* _Aim of the task_:
When you have read the listing, copy all of it without any change.

* _Information shown_:
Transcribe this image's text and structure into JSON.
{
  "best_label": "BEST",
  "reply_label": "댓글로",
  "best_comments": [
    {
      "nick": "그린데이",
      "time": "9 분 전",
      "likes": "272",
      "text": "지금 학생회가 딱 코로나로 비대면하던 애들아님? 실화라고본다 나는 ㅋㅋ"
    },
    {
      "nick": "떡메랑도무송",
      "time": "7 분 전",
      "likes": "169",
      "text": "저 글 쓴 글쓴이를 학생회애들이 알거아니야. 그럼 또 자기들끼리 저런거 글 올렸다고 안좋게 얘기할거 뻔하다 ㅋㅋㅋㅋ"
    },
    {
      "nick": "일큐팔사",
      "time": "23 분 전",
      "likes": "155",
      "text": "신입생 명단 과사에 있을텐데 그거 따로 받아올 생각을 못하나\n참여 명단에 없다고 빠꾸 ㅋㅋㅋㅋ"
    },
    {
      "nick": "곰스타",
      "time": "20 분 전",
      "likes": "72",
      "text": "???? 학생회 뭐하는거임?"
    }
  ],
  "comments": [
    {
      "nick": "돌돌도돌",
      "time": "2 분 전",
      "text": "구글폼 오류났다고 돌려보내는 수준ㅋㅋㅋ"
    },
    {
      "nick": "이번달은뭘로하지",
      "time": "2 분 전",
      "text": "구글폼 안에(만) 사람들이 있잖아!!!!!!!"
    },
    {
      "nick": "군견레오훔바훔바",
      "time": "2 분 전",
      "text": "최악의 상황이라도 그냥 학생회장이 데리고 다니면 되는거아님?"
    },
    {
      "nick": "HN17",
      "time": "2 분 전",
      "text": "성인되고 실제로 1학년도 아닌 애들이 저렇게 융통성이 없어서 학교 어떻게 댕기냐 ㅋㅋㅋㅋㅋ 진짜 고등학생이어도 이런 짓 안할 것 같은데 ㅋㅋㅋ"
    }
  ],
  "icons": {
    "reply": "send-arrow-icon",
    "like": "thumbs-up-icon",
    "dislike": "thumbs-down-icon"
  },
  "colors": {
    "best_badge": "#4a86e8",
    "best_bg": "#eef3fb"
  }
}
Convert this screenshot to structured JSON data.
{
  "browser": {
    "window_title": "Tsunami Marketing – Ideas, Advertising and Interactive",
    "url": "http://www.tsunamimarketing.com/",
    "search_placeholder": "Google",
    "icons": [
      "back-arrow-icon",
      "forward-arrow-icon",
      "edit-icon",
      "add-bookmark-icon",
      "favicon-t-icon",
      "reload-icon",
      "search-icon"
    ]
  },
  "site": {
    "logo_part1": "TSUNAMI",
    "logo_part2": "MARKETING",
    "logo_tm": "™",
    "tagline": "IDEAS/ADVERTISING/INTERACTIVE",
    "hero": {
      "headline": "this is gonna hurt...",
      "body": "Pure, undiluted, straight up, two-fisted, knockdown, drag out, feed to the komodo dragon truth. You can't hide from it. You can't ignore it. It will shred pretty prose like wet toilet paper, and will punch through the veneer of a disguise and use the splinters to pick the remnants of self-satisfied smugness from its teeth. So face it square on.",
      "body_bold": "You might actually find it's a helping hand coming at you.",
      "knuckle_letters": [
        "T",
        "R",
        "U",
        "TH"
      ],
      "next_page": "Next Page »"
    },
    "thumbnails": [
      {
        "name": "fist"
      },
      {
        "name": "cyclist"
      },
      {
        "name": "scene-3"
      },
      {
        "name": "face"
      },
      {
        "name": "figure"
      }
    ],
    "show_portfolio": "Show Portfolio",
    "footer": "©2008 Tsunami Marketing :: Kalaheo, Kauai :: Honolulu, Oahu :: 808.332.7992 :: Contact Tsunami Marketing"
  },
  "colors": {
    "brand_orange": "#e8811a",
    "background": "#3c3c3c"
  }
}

* _Exercise output_:
Transcribe this image's text and structure into JSON.
{
  "best_label": "BEST",
  "reply_label": "댓글로",
  "best_comments": [
    {
      "nick": "그린데이",
      "time": "9 분 전",
      "likes": "272",
      "text": "지금 학생회가 딱 코로나로 비대면하던 애들아님? 실화라고본다 나는 ㅋㅋ"
    },
    {
      "nick": "떡메랑도무송",
      "time": "7 분 전",
      "likes": "169",
      "text": "저 글 쓴 글쓴이를 학생회애들이 알거아니야. 그럼 또 자기들끼리 저런거 글 올렸다고 안좋게 얘기할거 뻔하다 ㅋㅋㅋㅋ"
    },
    {
      "nick": "일큐팔사",
      "time": "23 분 전",
      "likes": "155",
      "text": "신입생 명단 과사에 있을텐데 그거 따로 받아올 생각을 못하나\n참여 명단에 없다고 빠꾸 ㅋㅋㅋㅋ"
    },
    {
      "nick": "곰스타",
      "time": "20 분 전",
      "likes": "72",
      "text": "???? 학생회 뭐하는거임?"
    }
  ],
  "comments": [
    {
      "nick": "돌돌도돌",
      "time": "2 분 전",
      "text": "구글폼 오류났다고 돌려보내는 수준ㅋㅋㅋ"
    },
    {
      "nick": "이번달은뭘로하지",
      "time": "2 분 전",
      "text": "구글폼 안에(만) 사람들이 있잖아!!!!!!!"
    },
    {
      "nick": "군견레오훔바훔바",
      "time": "2 분 전",
      "text": "최악의 상황이라도 그냥 학생회장이 데리고 다니면 되는거아님?"
    },
    {
      "nick": "HN17",
      "time": "2 분 전",
      "text": "성인되고 실제로 1학년도 아닌 애들이 저렇게 융통성이 없어서 학교 어떻게 댕기냐 ㅋㅋㅋㅋㅋ 진짜 고등학생이어도 이런 짓 안할 것 같은데 ㅋㅋㅋ"
    }
  ],
  "icons": {
    "reply": "send-arrow-icon",
    "like": "thumbs-up-icon",
    "dislike": "thumbs-down-icon"
  },
  "colors": {
    "best_badge": "#4a86e8",
    "best_bg": "#eef3fb"
  }
}
Convert this screenshot to structured JSON data.
{
  "browser": {
    "window_title": "Tsunami Marketing – Ideas, Advertising and Interactive",
    "url": "http://www.tsunamimarketing.com/",
    "search_placeholder": "Google",
    "icons": [
      "back-arrow-icon",
      "forward-arrow-icon",
      "edit-icon",
      "add-bookmark-icon",
      "favicon-t-icon",
      "reload-icon",
      "search-icon"
    ]
  },
  "site": {
    "logo_part1": "TSUNAMI",
    "logo_part2": "MARKETING",
    "logo_tm": "™",
    "tagline": "IDEAS/ADVERTISING/INTERACTIVE",
    "hero": {
      "headline": "this is gonna hurt...",
      "body": "Pure, undiluted, straight up, two-fisted, knockdown, drag out, feed to the komodo dragon truth. You can't hide from it. You can't ignore it. It will shred pretty prose like wet toilet paper, and will punch through the veneer of a disguise and use the splinters to pick the remnants of self-satisfied smugness from its teeth. So face it square on.",
      "body_bold": "You might actually find it's a helping hand coming at you.",
      "knuckle_letters": [
        "T",
        "R",
        "U",
        "TH"
      ],
      "next_page": "Next Page »"
    },
    "thumbnails": [
      {
        "name": "fist"
      },
      {
        "name": "cyclist"
      },
      {
        "name": "scene-3"
      },
      {
        "name": "face"
      },
      {
        "name": "figure"
      }
    ],
    "show_portfolio": "Show Portfolio",
    "footer": "©2008 Tsunami Marketing :: Kalaheo, Kauai :: Honolulu, Oahu :: 808.332.7992 :: Contact Tsunami Marketing"
  },
  "colors": {
    "brand_orange": "#e8811a",
    "background": "#3c3c3c"
  }
}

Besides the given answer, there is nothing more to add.